* **TASK GOAL**
Could you print each of the records below exactly?

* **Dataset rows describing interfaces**
╭──

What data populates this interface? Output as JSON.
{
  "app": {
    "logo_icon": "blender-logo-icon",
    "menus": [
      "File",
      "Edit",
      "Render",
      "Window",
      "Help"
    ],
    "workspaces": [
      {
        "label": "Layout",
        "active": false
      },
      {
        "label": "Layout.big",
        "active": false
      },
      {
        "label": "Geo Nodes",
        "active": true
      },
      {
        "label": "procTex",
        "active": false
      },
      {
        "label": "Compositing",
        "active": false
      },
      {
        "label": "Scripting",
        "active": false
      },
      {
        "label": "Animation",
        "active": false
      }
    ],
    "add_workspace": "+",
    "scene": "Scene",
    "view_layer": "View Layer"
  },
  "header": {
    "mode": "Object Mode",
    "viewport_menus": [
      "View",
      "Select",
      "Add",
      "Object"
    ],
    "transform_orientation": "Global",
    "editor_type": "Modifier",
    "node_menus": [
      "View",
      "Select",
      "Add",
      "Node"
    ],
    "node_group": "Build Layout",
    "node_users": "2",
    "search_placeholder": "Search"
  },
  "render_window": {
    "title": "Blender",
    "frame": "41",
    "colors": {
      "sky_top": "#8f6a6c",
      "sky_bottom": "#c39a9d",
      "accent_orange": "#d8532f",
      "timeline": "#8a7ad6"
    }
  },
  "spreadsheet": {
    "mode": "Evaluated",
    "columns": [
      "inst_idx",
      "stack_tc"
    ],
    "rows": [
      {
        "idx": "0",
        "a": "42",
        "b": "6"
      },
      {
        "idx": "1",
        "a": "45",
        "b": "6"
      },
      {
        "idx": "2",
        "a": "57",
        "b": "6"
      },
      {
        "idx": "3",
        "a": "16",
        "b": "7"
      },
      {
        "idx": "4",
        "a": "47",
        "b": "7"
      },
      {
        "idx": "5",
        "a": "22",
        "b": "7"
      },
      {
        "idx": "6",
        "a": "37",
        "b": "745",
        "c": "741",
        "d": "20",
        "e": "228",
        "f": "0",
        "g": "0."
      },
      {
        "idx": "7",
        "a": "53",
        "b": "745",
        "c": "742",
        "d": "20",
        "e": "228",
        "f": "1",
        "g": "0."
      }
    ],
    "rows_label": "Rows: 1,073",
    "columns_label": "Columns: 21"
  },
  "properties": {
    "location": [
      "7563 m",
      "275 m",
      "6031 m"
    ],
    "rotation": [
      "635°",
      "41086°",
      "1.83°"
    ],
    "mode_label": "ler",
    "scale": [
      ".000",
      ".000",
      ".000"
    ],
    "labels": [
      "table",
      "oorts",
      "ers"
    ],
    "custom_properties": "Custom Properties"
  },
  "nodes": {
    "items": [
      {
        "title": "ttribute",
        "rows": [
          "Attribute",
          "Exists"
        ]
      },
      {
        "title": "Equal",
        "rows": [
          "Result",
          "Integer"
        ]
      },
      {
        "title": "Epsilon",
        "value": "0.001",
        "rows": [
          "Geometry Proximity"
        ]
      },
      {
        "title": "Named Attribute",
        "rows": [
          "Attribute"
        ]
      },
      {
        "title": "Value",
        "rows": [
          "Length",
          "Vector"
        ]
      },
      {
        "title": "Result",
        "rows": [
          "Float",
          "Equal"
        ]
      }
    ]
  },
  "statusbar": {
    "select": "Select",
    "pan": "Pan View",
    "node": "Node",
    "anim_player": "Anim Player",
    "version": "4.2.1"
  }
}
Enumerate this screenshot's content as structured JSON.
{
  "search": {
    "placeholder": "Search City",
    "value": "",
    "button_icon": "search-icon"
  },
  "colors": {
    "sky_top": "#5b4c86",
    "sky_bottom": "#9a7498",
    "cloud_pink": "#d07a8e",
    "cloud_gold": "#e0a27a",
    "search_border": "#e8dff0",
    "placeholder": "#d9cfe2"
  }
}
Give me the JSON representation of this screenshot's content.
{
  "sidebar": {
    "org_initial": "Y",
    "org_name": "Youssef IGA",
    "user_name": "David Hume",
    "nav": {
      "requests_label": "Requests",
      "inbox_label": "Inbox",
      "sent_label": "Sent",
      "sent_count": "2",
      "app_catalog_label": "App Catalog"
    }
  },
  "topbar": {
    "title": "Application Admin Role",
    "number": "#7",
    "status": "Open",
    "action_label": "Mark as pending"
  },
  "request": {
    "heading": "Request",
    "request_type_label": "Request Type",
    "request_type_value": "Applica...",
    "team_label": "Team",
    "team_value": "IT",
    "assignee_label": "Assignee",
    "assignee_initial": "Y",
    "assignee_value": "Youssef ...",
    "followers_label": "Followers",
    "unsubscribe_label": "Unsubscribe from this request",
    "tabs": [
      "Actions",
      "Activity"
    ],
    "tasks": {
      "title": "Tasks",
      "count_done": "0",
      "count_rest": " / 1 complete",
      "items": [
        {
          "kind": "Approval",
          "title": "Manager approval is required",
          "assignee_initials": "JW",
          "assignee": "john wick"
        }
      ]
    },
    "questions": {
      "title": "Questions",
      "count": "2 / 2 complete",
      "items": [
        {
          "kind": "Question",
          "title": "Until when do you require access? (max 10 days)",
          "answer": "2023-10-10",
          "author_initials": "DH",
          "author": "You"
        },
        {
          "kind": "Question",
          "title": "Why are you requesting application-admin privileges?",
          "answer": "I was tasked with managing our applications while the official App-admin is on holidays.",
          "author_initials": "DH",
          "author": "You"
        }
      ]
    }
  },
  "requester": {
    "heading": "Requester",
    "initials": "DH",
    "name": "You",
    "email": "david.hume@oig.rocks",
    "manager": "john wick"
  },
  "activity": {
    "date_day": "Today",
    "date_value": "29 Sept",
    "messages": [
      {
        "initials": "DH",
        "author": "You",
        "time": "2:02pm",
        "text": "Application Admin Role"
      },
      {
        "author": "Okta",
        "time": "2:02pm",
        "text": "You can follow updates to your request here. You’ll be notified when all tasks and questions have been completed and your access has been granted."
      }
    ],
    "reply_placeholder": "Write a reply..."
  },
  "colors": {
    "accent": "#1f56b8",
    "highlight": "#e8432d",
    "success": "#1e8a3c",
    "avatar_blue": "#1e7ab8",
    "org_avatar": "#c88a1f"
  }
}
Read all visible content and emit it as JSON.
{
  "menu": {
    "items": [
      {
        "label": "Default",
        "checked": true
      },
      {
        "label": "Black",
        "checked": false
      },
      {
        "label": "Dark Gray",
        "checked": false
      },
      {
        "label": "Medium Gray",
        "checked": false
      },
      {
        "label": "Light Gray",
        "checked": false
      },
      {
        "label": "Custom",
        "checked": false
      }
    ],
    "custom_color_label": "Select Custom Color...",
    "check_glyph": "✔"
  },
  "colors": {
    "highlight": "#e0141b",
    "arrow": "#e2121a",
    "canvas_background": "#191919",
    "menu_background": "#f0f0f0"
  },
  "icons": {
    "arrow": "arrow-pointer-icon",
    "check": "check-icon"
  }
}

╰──

* **WRITTEN REPLY**
What data populates this interface? Output as JSON.
{
  "app": {
    "logo_icon": "blender-logo-icon",
    "menus": [
      "File",
      "Edit",
      "Render",
      "Window",
      "Help"
    ],
    "workspaces": [
      {
        "label": "Layout",
        "active": false
      },
      {
        "label": "Layout.big",
        "active": false
      },
      {
        "label": "Geo Nodes",
        "active": true
      },
      {
        "label": "procTex",
        "active": false
      },
      {
        "label": "Compositing",
        "active": false
      },
      {
        "label": "Scripting",
        "active": false
      },
      {
        "label": "Animation",
        "active": false
      }
    ],
    "add_workspace": "+",
    "scene": "Scene",
    "view_layer": "View Layer"
  },
  "header": {
    "mode": "Object Mode",
    "viewport_menus": [
      "View",
      "Select",
      "Add",
      "Object"
    ],
    "transform_orientation": "Global",
    "editor_type": "Modifier",
    "node_menus": [
      "View",
      "Select",
      "Add",
      "Node"
    ],
    "node_group": "Build Layout",
    "node_users": "2",
    "search_placeholder": "Search"
  },
  "render_window": {
    "title": "Blender",
    "frame": "41",
    "colors": {
      "sky_top": "#8f6a6c",
      "sky_bottom": "#c39a9d",
      "accent_orange": "#d8532f",
      "timeline": "#8a7ad6"
    }
  },
  "spreadsheet": {
    "mode": "Evaluated",
    "columns": [
      "inst_idx",
      "stack_tc"
    ],
    "rows": [
      {
        "idx": "0",
        "a": "42",
        "b": "6"
      },
      {
        "idx": "1",
        "a": "45",
        "b": "6"
      },
      {
        "idx": "2",
        "a": "57",
        "b": "6"
      },
      {
        "idx": "3",
        "a": "16",
        "b": "7"
      },
      {
        "idx": "4",
        "a": "47",
        "b": "7"
      },
      {
        "idx": "5",
        "a": "22",
        "b": "7"
      },
      {
        "idx": "6",
        "a": "37",
        "b": "745",
        "c": "741",
        "d": "20",
        "e": "228",
        "f": "0",
        "g": "0."
      },
      {
        "idx": "7",
        "a": "53",
        "b": "745",
        "c": "742",
        "d": "20",
        "e": "228",
        "f": "1",
        "g": "0."
      }
    ],
    "rows_label": "Rows: 1,073",
    "columns_label": "Columns: 21"
  },
  "properties": {
    "location": [
      "7563 m",
      "275 m",
      "6031 m"
    ],
    "rotation": [
      "635°",
      "41086°",
      "1.83°"
    ],
    "mode_label": "ler",
    "scale": [
      ".000",
      ".000",
      ".000"
    ],
    "labels": [
      "table",
      "oorts",
      "ers"
    ],
    "custom_properties": "Custom Properties"
  },
  "nodes": {
    "items": [
      {
        "title": "ttribute",
        "rows": [
          "Attribute",
          "Exists"
        ]
      },
      {
        "title": "Equal",
        "rows": [
          "Result",
          "Integer"
        ]
      },
      {
        "title": "Epsilon",
        "value": "0.001",
        "rows": [
          "Geometry Proximity"
        ]
      },
      {
        "title": "Named Attribute",
        "rows": [
          "Attribute"
        ]
      },
      {
        "title": "Value",
        "rows": [
          "Length",
          "Vector"
        ]
      },
      {
        "title": "Result",
        "rows": [
          "Float",
          "Equal"
        ]
      }
    ]
  },
  "statusbar": {
    "select": "Select",
    "pan": "Pan View",
    "node": "Node",
    "anim_player": "Anim Player",
    "version": "4.2.1"
  }
}
Enumerate this screenshot's content as structured JSON.
{
  "search": {
    "placeholder": "Search City",
    "value": "",
    "button_icon": "search-icon"
  },
  "colors": {
    "sky_top": "#5b4c86",
    "sky_bottom": "#9a7498",
    "cloud_pink": "#d07a8e",
    "cloud_gold": "#e0a27a",
    "search_border": "#e8dff0",
    "placeholder": "#d9cfe2"
  }
}
Give me the JSON representation of this screenshot's content.
{
  "sidebar": {
    "org_initial": "Y",
    "org_name": "Youssef IGA",
    "user_name": "David Hume",
    "nav": {
      "requests_label": "Requests",
      "inbox_label": "Inbox",
      "sent_label": "Sent",
      "sent_count": "2",
      "app_catalog_label": "App Catalog"
    }
  },
  "topbar": {
    "title": "Application Admin Role",
    "number": "#7",
    "status": "Open",
    "action_label": "Mark as pending"
  },
  "request": {
    "heading": "Request",
    "request_type_label": "Request Type",
    "request_type_value": "Applica...",
    "team_label": "Team",
    "team_value": "IT",
    "assignee_label": "Assignee",
    "assignee_initial": "Y",
    "assignee_value": "Youssef ...",
    "followers_label": "Followers",
    "unsubscribe_label": "Unsubscribe from this request",
    "tabs": [
      "Actions",
      "Activity"
    ],
    "tasks": {
      "title": "Tasks",
      "count_done": "0",
      "count_rest": " / 1 complete",
      "items": [
        {
          "kind": "Approval",
          "title": "Manager approval is required",
          "assignee_initials": "JW",
          "assignee": "john wick"
        }
      ]
    },
    "questions": {
      "title": "Questions",
      "count": "2 / 2 complete",
      "items": [
        {
          "kind": "Question",
          "title": "Until when do you require access? (max 10 days)",
          "answer": "2023-10-10",
          "author_initials": "DH",
          "author": "You"
        },
        {
          "kind": "Question",
          "title": "Why are you requesting application-admin privileges?",
          "answer": "I was tasked with managing our applications while the official App-admin is on holidays.",
          "author_initials": "DH",
          "author": "You"
        }
      ]
    }
  },
  "requester": {
    "heading": "Requester",
    "initials": "DH",
    "name": "You",
    "email": "david.hume@oig.rocks",
    "manager": "john wick"
  },
  "activity": {
    "date_day": "Today",
    "date_value": "29 Sept",
    "messages": [
      {
        "initials": "DH",
        "author": "You",
        "time": "2:02pm",
        "text": "Application Admin Role"
      },
      {
        "author": "Okta",
        "time": "2:02pm",
        "text": "You can follow updates to your request here. You’ll be notified when all tasks and questions have been completed and your access has been granted."
      }
    ],
    "reply_placeholder": "Write a reply..."
  },
  "colors": {
    "accent": "#1f56b8",
    "highlight": "#e8432d",
    "success": "#1e8a3c",
    "avatar_blue": "#1e7ab8",
    "org_avatar": "#c88a1f"
  }
}
Read all visible content and emit it as JSON.
{
  "menu": {
    "items": [
      {
        "label": "Default",
        "checked": true
      },
      {
        "label": "Black",
        "checked": false
      },
      {
        "label": "Dark Gray",
        "checked": false
      },
      {
        "label": "Medium Gray",
        "checked": false
      },
      {
        "label": "Light Gray",
        "checked": false
      },
      {
        "label": "Custom",
        "checked": false
      }
    ],
    "custom_color_label": "Select Custom Color...",
    "check_glyph": "✔"
  },
  "colors": {
    "highlight": "#e0141b",
    "arrow": "#e2121a",
    "canvas_background": "#191919",
    "menu_background": "#f0f0f0"
  },
  "icons": {
    "arrow": "arrow-pointer-icon",
    "check": "check-icon"
  }
}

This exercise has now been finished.